The Effect of Immigrant Selection and the IT Bust on the Entry Earnings of Immigrants
Immigrant selection rules were altered in the early 1990s, resulting in a dramatic increase in the share of entering immigrants with a university degree and in the skilled economic class. These changes were very successfully implemented following significant deterioration in entry earnings during the 1980s. This paper asks whether these change in immigrant selection contributed positively to immigrant entry earnings during the 1990s. Moving to the 2000s, the paper asks whether, after almost two decades of deterioration, the entry earnings of immigrants improved early in the decade, and if not, why not. We find that through the 1990s, altering immigrant characteristics did little to improve earnings at the bottom of the earnings distribution, and hence poverty rates among entering immigrants. A rapidly increasing share of immigrants with university degrees and in the skilled class found themselves at the bottom of the earnings distribution. They were unable to convert their education and â€œskilled classâ€ designation to higher earnings. This inability may be related to language, credentialism, education quality, or supply issues, as discussed in the paper. However, the changing charcateristics did increase earnings among immigrants at the middle and top of the earnings distribution.
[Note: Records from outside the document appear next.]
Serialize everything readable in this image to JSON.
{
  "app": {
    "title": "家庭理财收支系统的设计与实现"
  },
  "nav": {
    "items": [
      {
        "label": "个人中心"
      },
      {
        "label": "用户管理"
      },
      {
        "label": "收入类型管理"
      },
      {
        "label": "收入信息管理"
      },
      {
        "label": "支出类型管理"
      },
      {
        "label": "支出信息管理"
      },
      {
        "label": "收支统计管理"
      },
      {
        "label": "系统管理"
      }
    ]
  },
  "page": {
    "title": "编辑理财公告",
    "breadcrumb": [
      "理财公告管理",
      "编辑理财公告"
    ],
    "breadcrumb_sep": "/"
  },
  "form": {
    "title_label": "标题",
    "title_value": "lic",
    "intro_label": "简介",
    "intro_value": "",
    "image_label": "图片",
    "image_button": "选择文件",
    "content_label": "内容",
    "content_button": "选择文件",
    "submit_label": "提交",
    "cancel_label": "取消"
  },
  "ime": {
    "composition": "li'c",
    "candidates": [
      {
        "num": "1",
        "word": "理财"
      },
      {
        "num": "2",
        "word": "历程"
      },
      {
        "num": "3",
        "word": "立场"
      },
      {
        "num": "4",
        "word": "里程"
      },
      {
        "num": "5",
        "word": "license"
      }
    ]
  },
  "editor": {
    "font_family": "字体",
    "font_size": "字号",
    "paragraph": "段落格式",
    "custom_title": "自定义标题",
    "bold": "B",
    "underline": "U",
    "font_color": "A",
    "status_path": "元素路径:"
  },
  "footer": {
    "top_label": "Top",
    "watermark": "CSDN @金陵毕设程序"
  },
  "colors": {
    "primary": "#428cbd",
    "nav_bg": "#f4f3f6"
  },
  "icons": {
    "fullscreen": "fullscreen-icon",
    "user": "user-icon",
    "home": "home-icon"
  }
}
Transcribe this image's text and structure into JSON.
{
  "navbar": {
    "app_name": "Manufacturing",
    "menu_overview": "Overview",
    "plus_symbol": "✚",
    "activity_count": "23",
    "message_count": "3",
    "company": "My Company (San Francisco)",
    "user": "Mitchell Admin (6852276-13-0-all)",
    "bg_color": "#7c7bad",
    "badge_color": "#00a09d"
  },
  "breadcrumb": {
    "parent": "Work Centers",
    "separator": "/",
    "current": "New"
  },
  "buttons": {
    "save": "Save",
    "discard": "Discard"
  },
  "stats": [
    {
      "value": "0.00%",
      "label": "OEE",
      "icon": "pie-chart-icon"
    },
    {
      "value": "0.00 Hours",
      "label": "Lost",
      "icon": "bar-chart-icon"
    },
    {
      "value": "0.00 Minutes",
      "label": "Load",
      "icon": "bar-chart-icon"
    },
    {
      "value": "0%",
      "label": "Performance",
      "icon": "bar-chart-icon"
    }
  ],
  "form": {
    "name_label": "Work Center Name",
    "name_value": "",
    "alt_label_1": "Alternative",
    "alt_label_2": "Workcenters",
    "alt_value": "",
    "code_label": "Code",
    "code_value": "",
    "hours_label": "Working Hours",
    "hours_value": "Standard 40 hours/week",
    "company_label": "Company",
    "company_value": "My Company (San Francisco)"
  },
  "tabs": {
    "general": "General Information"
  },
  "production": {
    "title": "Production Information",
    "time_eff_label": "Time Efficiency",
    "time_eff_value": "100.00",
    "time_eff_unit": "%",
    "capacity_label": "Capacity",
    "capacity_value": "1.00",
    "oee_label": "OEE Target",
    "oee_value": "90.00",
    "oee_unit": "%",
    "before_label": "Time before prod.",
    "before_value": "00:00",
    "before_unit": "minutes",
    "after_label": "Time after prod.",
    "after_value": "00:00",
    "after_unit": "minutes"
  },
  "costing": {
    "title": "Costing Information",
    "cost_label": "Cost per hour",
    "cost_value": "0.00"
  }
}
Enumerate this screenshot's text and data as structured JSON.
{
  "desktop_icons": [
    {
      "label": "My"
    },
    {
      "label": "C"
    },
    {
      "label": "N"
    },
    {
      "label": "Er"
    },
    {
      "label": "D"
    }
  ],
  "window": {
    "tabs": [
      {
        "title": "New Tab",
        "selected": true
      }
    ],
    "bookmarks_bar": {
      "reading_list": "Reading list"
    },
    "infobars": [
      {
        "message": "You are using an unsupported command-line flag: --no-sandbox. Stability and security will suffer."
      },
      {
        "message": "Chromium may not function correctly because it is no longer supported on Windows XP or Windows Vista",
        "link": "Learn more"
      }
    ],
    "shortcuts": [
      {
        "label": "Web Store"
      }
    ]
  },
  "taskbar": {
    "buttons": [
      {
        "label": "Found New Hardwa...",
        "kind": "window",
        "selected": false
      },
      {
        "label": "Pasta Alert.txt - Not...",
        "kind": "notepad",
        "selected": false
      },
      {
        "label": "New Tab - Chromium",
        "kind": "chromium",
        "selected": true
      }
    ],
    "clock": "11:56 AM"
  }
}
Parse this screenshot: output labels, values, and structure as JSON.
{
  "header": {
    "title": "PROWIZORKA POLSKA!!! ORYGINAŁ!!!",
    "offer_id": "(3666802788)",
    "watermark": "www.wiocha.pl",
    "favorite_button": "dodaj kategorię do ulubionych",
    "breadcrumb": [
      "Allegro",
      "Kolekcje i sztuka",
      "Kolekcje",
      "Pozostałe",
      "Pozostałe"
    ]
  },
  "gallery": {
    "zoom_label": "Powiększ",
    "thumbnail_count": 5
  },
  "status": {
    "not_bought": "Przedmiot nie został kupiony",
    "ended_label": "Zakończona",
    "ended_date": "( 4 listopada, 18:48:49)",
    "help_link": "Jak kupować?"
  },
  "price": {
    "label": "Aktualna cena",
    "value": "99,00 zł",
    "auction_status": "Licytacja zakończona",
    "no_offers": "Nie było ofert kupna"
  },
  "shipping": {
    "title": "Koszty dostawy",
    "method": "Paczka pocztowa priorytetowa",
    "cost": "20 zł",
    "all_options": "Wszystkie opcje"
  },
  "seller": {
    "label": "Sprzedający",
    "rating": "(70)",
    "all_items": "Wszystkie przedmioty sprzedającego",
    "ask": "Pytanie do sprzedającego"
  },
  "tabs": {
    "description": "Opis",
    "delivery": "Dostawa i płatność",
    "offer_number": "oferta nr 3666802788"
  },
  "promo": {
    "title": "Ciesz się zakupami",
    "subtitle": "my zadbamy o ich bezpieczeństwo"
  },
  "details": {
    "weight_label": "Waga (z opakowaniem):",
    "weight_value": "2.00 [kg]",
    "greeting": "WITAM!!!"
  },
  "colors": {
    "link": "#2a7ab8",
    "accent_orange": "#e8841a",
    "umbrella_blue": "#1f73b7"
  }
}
We also find that from 2000 to 2004 the entry earnings of immigrants renewed their slide, but for reasons that differed from the standard explanations of the earlier decline. Following a significant increase in the supply of entering immigrants intending to work in IT and engineering during the late 1990s and early 2000s, these immigrants were faced with the IT downturn. The result was declining entry earnings, concentrated largely among these workers.
|Date of creation:||26 Jun 2009|
|Date of revision:||26 Jun 2009|
|Contact details of provider:|| Web page: http://www.clsrn.econ.ubc.ca/|
Please report citation or reference errors to , or , if you are the registered author of the cited work, log in to your RePEc Author Service profile, click on "citations" and make appropriate adjustments.:
- Ana Ferrer & W. Craig Riddell, 2008. "Education, credentials, and immigrant earnings," Canadian Journal of Economics, Canadian Economics Association, vol. 41(1), pages 186-216, February.
- Baker, Michael & Benjamin, Dwayne, 1994. "The Performance of Immigrants in the Canadian Labor Market," Journal of Labor Economics, University of Chicago Press, vol. 12(3), pages 369-405, July.
- Mary L. Grant, 1999. "Evidence of New Immigrant Assimilation in Canada," Canadian Journal of Economics, Canadian Economics Association, vol. 32(4), pages 930-955, August.
- Hou, Feng & Picot, Garnett, 2003. "The Rise in Low-income Rates Among Immigrants in Canada," Analytical Studies Branch Research Paper Series 2003198e, Statistics Canada, Analytical Studies Branch.
- Aydemir, Abdurrahman & Robinson, Chris, 2006. "Return and Onward Migration Among Working Age Men," Analytical Studies Branch Research Paper Series 2006273e, Statistics Canada, Analytical Studies Branch.
- David E. Bloom & Morley Gunderson, 1991.
"An Analysis of the Earnings of Canadian Immigrants,"
in: Immigration, Trade, and the Labor Market, pages 321-342
National Bureau of Economic Research, Inc.
- David E. Bloom & Morley Gunderson, 1989. "An Analysis of the Earnings of Canadian Immigrants," NBER Working Papers 3035, National Bureau of Economic Research, Inc.
- Ana Ferrer & David A. Green & W. Craig Riddell, 2006. "The Effect of Literacy on Immigrant Earnings," Journal of Human Resources, University of Wisconsin Press, vol. 41(2).
- Joseph Schaafsma & Arthur Sweetman, 2001. "Immigrant earnings: age at immigration matters," Canadian Journal of Economics, Canadian Economics Association, vol. 34(4), pages 1066-1099, November.
- Peter S. Li, 2003. "Initial Earnings and Catch-Up Capacity of Immigrants," Canadian Public Policy, University of Toronto Press, vol. 29(3), pages 319-337, September.
- Sweetman, Arthur, 2004. "Immigrant Source Country Educational Quality and Canadian Labour Market Outcomes," Analytical Studies Branch Research Paper Series 2004234e, Statistics Canada, Analytical Studies Branch.
- James Ted McDonald & Christopher Worswick, 1998. "The Earnings of Immigrant Men in Canada: Job Tenure, Cohort, and Macroeconomic Conditions," ILR Review, Cornell University, ILR School, vol. 51(3), pages 465-482, April.
When requesting a correction, please mention this item's handle: RePEc:ubc:clssrn:clsrn_admin-2009-37. See general information about how to correct material in RePEc.
For technical questions regarding this item, or to correct its authors, title, abstract, bibliographic or download information, contact: (Vivian Tran)
If references are entirely missing, you can add them using this form.